- Organized and delivered over 200 seminars, lectures, workshops, conferences, and study tours
- Increased capacity of China’s criminal justice system to prosecute embezzlement and bribery cases
- These activities reached over 10,000 Chinese officials, judges, prosecutors, police and correction officers, lawyers, legal aid workers, professors and students
(2005 – 2017)
The United Nations Office on Drugs and Crime commissions and published handbooks for the assistance of the Member States of the United Nations. Over the past 14 years ICCLR Associates have supported the UNODC in this work authoring and contributing to:
- UNODC Handbook for Prison Leaders (V. Chin, R.E. Brown, Y. Dandurand, and E. McAskill, 2010)
- UNODC Handbook on Criminal Justice Reform in Post-Conflict States (Y. Dandurand)
- UNODC handbook on Criminal Justice Responses to Terrorism (Y. Dandurand, 2009)
- UNODC Handbook on Effective Responses to Violence Against Women and Girls (E. Skinnider, 2013)
- UNODC Handbook on Restorative Justice (Y. Dandurand and C.T. Griffiths, 2006)
- UNODC Handbook on the Prevention of Recidivism and the Social Reintegration of Offenders (V. Chin, and Y. Dandurand, 2012, and 2018 Update)
- UNODC Handbook on the Use of Force and Firearms in Policing (R. Montgomery, 2017)
Supporting the UN Convention Against Transnational Organized Crime (UNTOC)
(2001 – 2018)
The UN General Assembly adopted the UNTOC in 2000. Its purpose is to promote cooperation and prevent and combat transnational organized crime more effectively. ICCLR has engaged in many projects to support UNTOC in the past 18 years.
- ICCLR assisted in the development of the “Legislative Guide for the Implementation of the United Nations Convention Against Transnational Organized Crime” which has been published by the UNODC and translated into 6 languages
- ICCLR Associates developed a set of draft reporting guidelines for the UNTOC
- ICCLR developed an Omnibus survey to facilitate reporting by the States Parties to the convention
- ICCLR developed a report outlining the options for creating a review mechanism for the UNTOC, and a review mechanism was adopted by the States Parties in 2018

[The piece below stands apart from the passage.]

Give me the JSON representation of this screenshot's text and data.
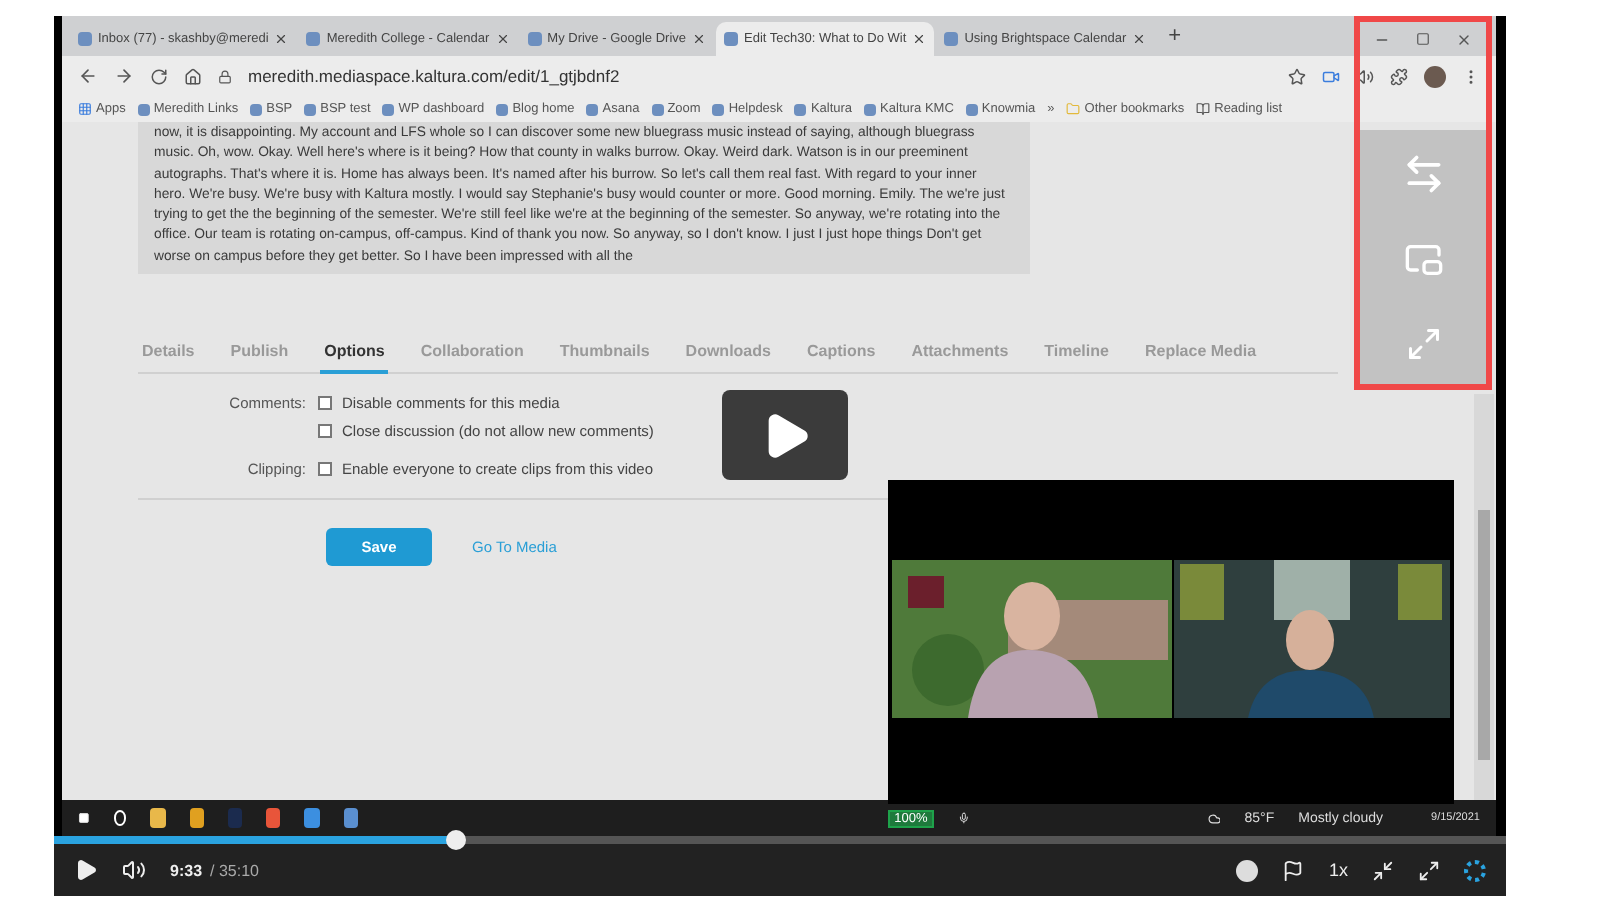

Department of Justice Canada | Website
Global Affairs Canada | Website
Public Safety Canada | Website
International Society for the Reform of Criminal Law | Website
Ministry of the Attorney General of British Columbia | Website
Simon Fraser University | Website
United Nations Office on Drugs and Crime | Website
University of British Columbia | Website
Through its affiliation with the United Nations, ICCLR is one of 18 institutes in the United Nations Crime Prevention and Criminal Justice Programme, which are often called upon by Member states in various Resolutions to carry out its work. As a body with vast collective expertise and strength, the institutes meet regularly to coordinate their efforts and often undertake or support joint programme activities.